Each line below that contains the word "screenshot" must be copied.
[Opening PROVIDED RECORDS section]
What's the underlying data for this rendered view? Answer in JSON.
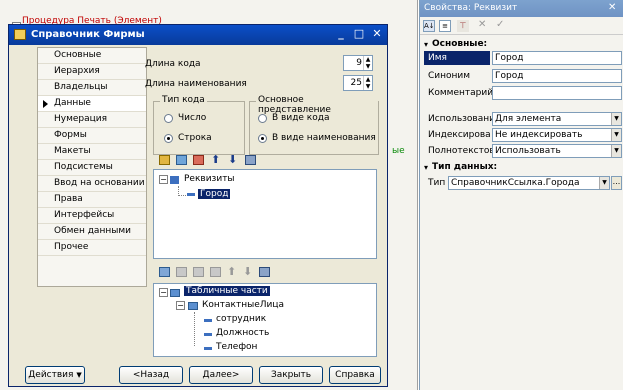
{
  "editor": {
    "code_line": "Процедура  Печать (Элемент)",
    "side_text": "ые"
  },
  "window": {
    "title": "Справочник Фирмы",
    "minimize": "_",
    "maximize": "□",
    "close": "✕"
  },
  "nav": {
    "items": [
      {
        "label": "Основные"
      },
      {
        "label": "Иерархия"
      },
      {
        "label": "Владельцы"
      },
      {
        "label": "Данные"
      },
      {
        "label": "Нумерация"
      },
      {
        "label": "Формы"
      },
      {
        "label": "Макеты"
      },
      {
        "label": "Подсистемы"
      },
      {
        "label": "Ввод на основании"
      },
      {
        "label": "Права"
      },
      {
        "label": "Интерфейсы"
      },
      {
        "label": "Обмен данными"
      },
      {
        "label": "Прочее"
      }
    ]
  },
  "data_tab": {
    "code_length_label": "Длина кода",
    "code_length_value": "9",
    "name_length_label": "Длина наименования",
    "name_length_value": "25",
    "code_type": {
      "title": "Тип кода",
      "option_number": "Число",
      "option_string": "Строка",
      "selected": "Строка"
    },
    "main_repr": {
      "title": "Основное представление",
      "option_code": "В виде кода",
      "option_name": "В виде наименования",
      "selected": "В виде наименования"
    },
    "attributes_tree": {
      "root": "Реквизиты",
      "child": "Город"
    },
    "tables_tree": {
      "root": "Табличные части",
      "table": "КонтактныеЛица",
      "fields": [
        "сотрудник",
        "Должность",
        "Телефон"
      ]
    }
  },
  "buttons": {
    "actions": "Действия",
    "back": "<Назад",
    "next": "Далее>",
    "close": "Закрыть",
    "help": "Справка"
  },
  "props": {
    "title": "Свойства: Реквизит",
    "section_main": "Основные:",
    "name_label": "Имя",
    "name_value": "Город",
    "synonym_label": "Синоним",
    "synonym_value": "Город",
    "comment_label": "Комментарий",
    "comment_value": "",
    "usage_label": "Использовани",
    "usage_value": "Для элемента",
    "index_label": "Индексирова",
    "index_value": "Не индексировать",
    "fulltext_label": "Полнотекстов",
    "fulltext_value": "Использовать",
    "section_type": "Тип данных:",
    "type_label": "Тип",
    "type_value": "СправочникСсылка.Города",
    "more_btn": "..."
  },
  "colors": {
    "title_blue": "#0b4fc8",
    "selection": "#0a246a",
    "props_title": "#7da2ce"
  }
}
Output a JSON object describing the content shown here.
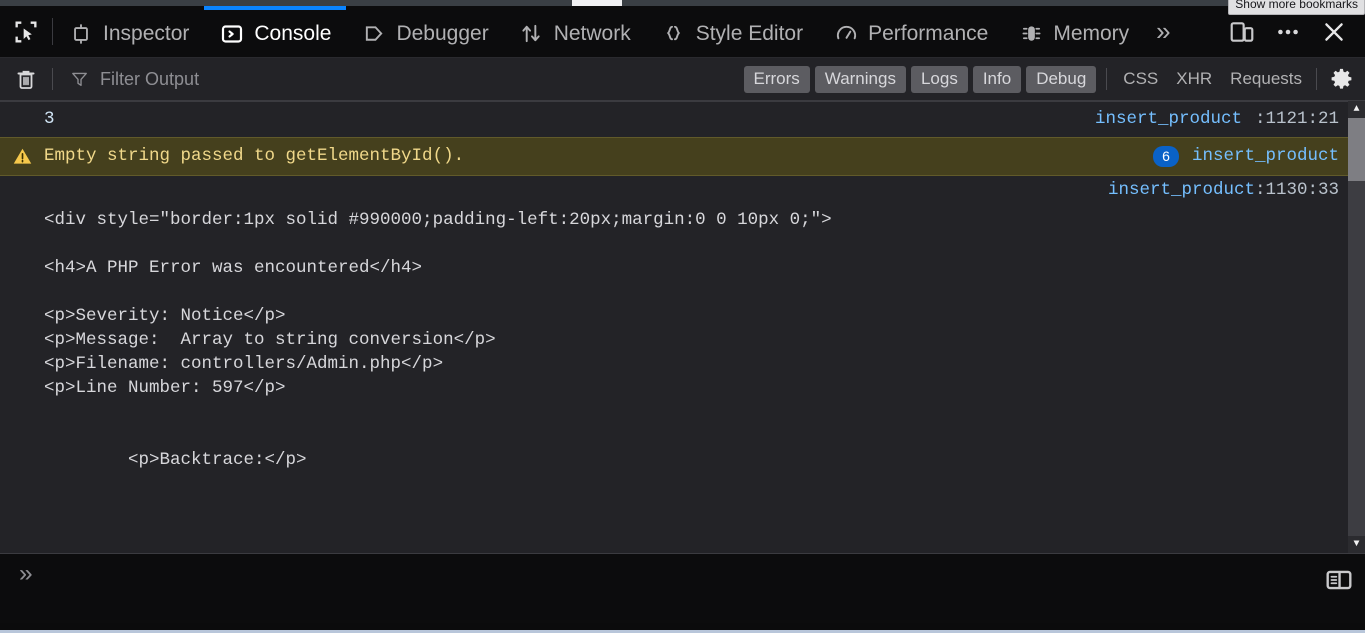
{
  "browser": {
    "bookmarks_tooltip": "Show more bookmarks"
  },
  "devtools": {
    "picker_icon": "element-picker-icon",
    "tabs": [
      {
        "label": "Inspector",
        "icon": "inspector-icon",
        "active": false
      },
      {
        "label": "Console",
        "icon": "console-icon",
        "active": true
      },
      {
        "label": "Debugger",
        "icon": "debugger-icon",
        "active": false
      },
      {
        "label": "Network",
        "icon": "network-icon",
        "active": false
      },
      {
        "label": "Style Editor",
        "icon": "style-editor-icon",
        "active": false
      },
      {
        "label": "Performance",
        "icon": "performance-icon",
        "active": false
      },
      {
        "label": "Memory",
        "icon": "memory-icon",
        "active": false
      }
    ],
    "overflow_chevron": "»",
    "responsive_mode_icon": "responsive-design-mode-icon",
    "meatball_icon": "more-options-icon",
    "close_icon": "close-icon",
    "accent_color": "#0a84ff"
  },
  "filter_bar": {
    "clear_icon": "trash-icon",
    "filter_icon": "funnel-icon",
    "filter_placeholder": "Filter Output",
    "filter_value": "",
    "severity_buttons": [
      {
        "label": "Errors",
        "active": true
      },
      {
        "label": "Warnings",
        "active": true
      },
      {
        "label": "Logs",
        "active": true
      },
      {
        "label": "Info",
        "active": true
      },
      {
        "label": "Debug",
        "active": true
      }
    ],
    "category_buttons": [
      {
        "label": "CSS",
        "active": false
      },
      {
        "label": "XHR",
        "active": false
      },
      {
        "label": "Requests",
        "active": false
      }
    ],
    "settings_icon": "gear-icon"
  },
  "console": {
    "messages": [
      {
        "kind": "result",
        "text": "3",
        "source_link": "insert_product:1121:21",
        "source_name": "insert_product",
        "source_lineno": ":1121:21"
      },
      {
        "kind": "warning",
        "icon": "warning-triangle-icon",
        "text": "Empty string passed to getElementById().",
        "repeat_count": "6",
        "source_link": "insert_product",
        "source_name": "insert_product",
        "source_lineno": ""
      }
    ],
    "log_source_link": "insert_product:1130:33",
    "log_source_name": "insert_product",
    "log_source_lineno": ":1130:33",
    "log_text": "<div style=\"border:1px solid #990000;padding-left:20px;margin:0 0 10px 0;\">\n\n<h4>A PHP Error was encountered</h4>\n\n<p>Severity: Notice</p>\n<p>Message:  Array to string conversion</p>\n<p>Filename: controllers/Admin.php</p>\n<p>Line Number: 597</p>\n\n\n        <p>Backtrace:</p>",
    "scrollbar": {
      "up_arrow": "▲",
      "down_arrow": "▼"
    }
  },
  "input_bar": {
    "prompt": "»",
    "value": "",
    "split_console_icon": "split-console-icon"
  }
}
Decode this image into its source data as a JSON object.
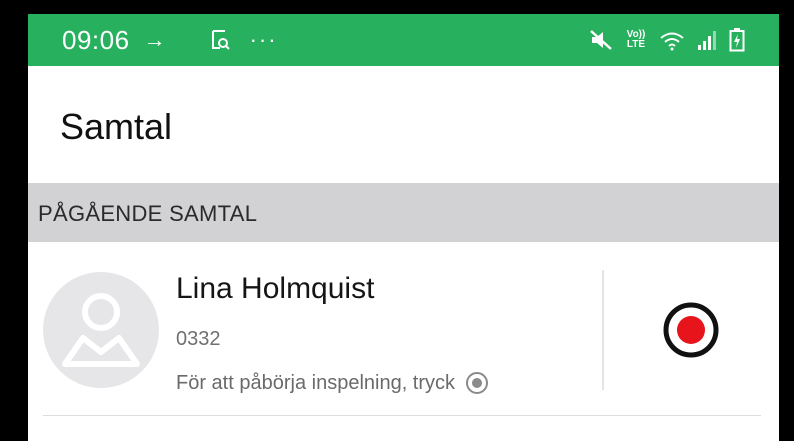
{
  "status_bar": {
    "time": "09:06",
    "arrow_glyph": "→",
    "more_glyph": "···",
    "volte_top": "Vo))",
    "volte_bottom": "LTE",
    "icons": [
      "forward-arrow-icon",
      "screenshot-icon",
      "more-icon",
      "mute-icon",
      "volte-icon",
      "wifi-icon",
      "signal-icon",
      "battery-icon"
    ],
    "background": "#27b15e"
  },
  "header": {
    "title": "Samtal"
  },
  "section": {
    "title": "PÅGÅENDE SAMTAL",
    "background": "#d2d1d3"
  },
  "call": {
    "name": "Lina Holmquist",
    "number": "0332",
    "hint": "För att påbörja inspelning, tryck",
    "record_color": "#e8141b"
  }
}
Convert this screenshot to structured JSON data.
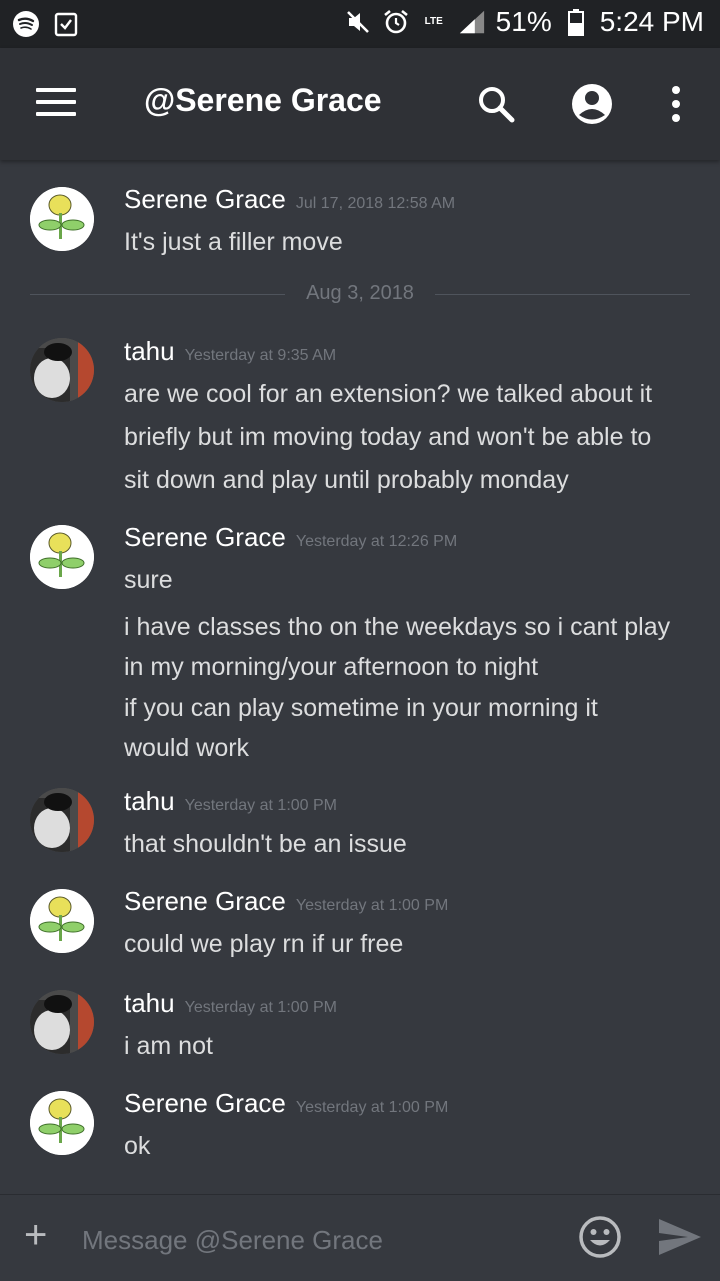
{
  "status_bar": {
    "battery": "51%",
    "time": "5:24 PM",
    "lte": "LTE"
  },
  "header": {
    "title": "@Serene Grace"
  },
  "date_divider": "Aug 3, 2018",
  "messages": [
    {
      "author": "Serene Grace",
      "timestamp": "Jul 17, 2018 12:58 AM",
      "lines": [
        "It's just a filler move"
      ]
    },
    {
      "author": "tahu",
      "timestamp": "Yesterday at 9:35 AM",
      "lines": [
        "are we cool for an extension? we talked about it",
        "briefly but im moving today and won't be able to",
        "sit down and play until probably monday"
      ]
    },
    {
      "author": "Serene Grace",
      "timestamp": "Yesterday at 12:26 PM",
      "lines": [
        "sure",
        "i have classes tho on the weekdays so i cant play",
        "in my morning/your afternoon to night",
        "if you can play sometime in your morning it",
        "would work"
      ]
    },
    {
      "author": "tahu",
      "timestamp": "Yesterday at 1:00 PM",
      "lines": [
        "that shouldn't be an issue"
      ]
    },
    {
      "author": "Serene Grace",
      "timestamp": "Yesterday at 1:00 PM",
      "lines": [
        "could we play rn if ur free"
      ]
    },
    {
      "author": "tahu",
      "timestamp": "Yesterday at 1:00 PM",
      "lines": [
        "i am not"
      ]
    },
    {
      "author": "Serene Grace",
      "timestamp": "Yesterday at 1:00 PM",
      "lines": [
        "ok"
      ]
    }
  ],
  "composer": {
    "placeholder": "Message @Serene Grace"
  },
  "icons": {
    "menu": "hamburger-menu-icon",
    "search": "search-icon",
    "profile": "account-circle-icon",
    "more": "more-vertical-icon",
    "add": "plus-icon",
    "emoji": "emoji-icon",
    "send": "send-icon"
  }
}
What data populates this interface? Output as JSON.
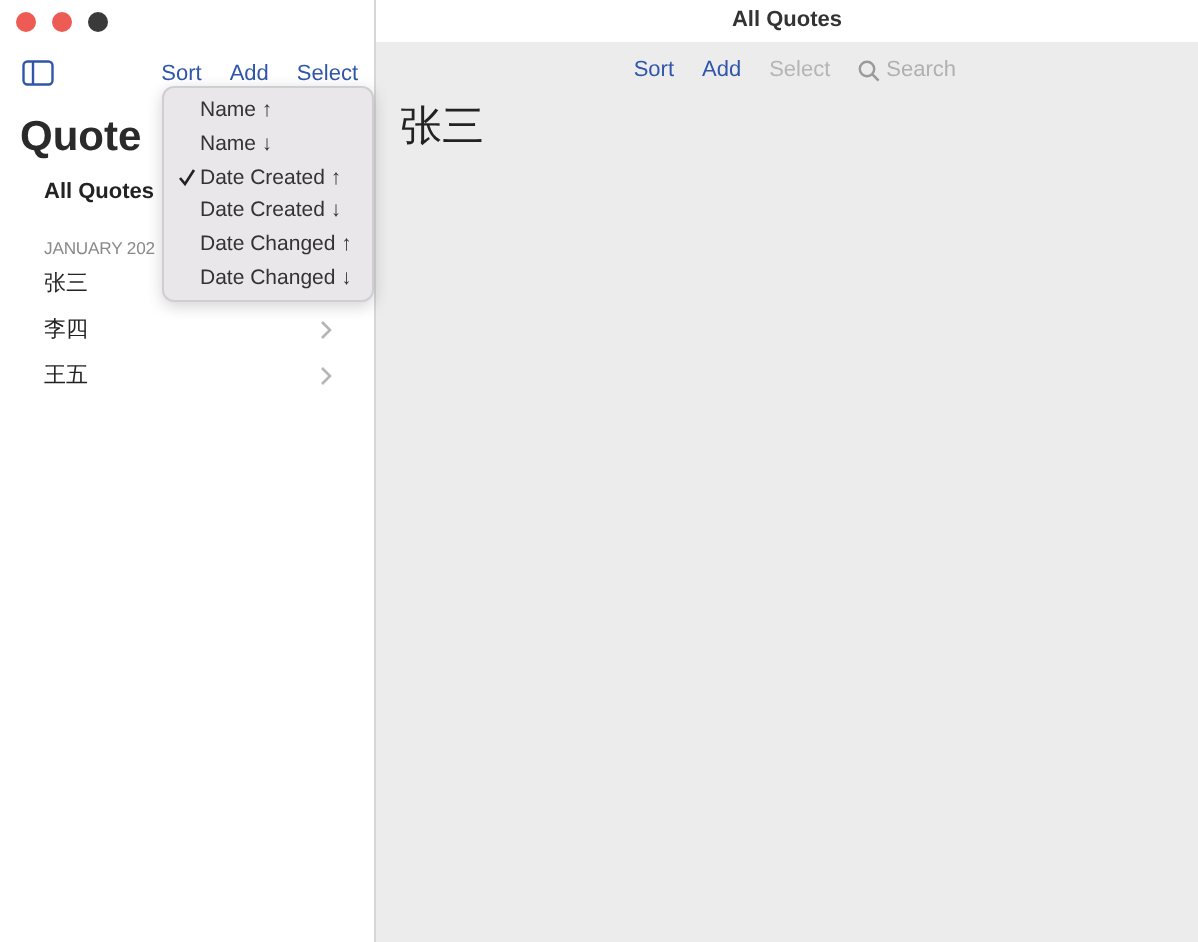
{
  "sidebar": {
    "toolbar": [
      {
        "label": "Sort",
        "disabled": false
      },
      {
        "label": "Add",
        "disabled": false
      },
      {
        "label": "Select",
        "disabled": false
      }
    ],
    "title": "Quote",
    "all_item": "All Quotes",
    "section": "JANUARY 202",
    "rows": [
      {
        "label": "张三"
      },
      {
        "label": "李四"
      },
      {
        "label": "王五"
      }
    ]
  },
  "sort_menu": [
    {
      "label": "Name ↑",
      "selected": false
    },
    {
      "label": "Name ↓",
      "selected": false
    },
    {
      "label": "Date Created ↑",
      "selected": true
    },
    {
      "label": "Date Created ↓",
      "selected": false
    },
    {
      "label": "Date Changed ↑",
      "selected": false
    },
    {
      "label": "Date Changed ↓",
      "selected": false
    }
  ],
  "detail": {
    "window_title": "All Quotes",
    "toolbar": [
      {
        "label": "Sort",
        "disabled": false
      },
      {
        "label": "Add",
        "disabled": false
      },
      {
        "label": "Select",
        "disabled": true
      }
    ],
    "search": {
      "placeholder": "Search"
    },
    "heading": "张三"
  }
}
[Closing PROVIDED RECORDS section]
- [ANSWER FOR THIS EXERCISE]:
      "screenshot-icon",
Convert this screenshot to structured JSON data.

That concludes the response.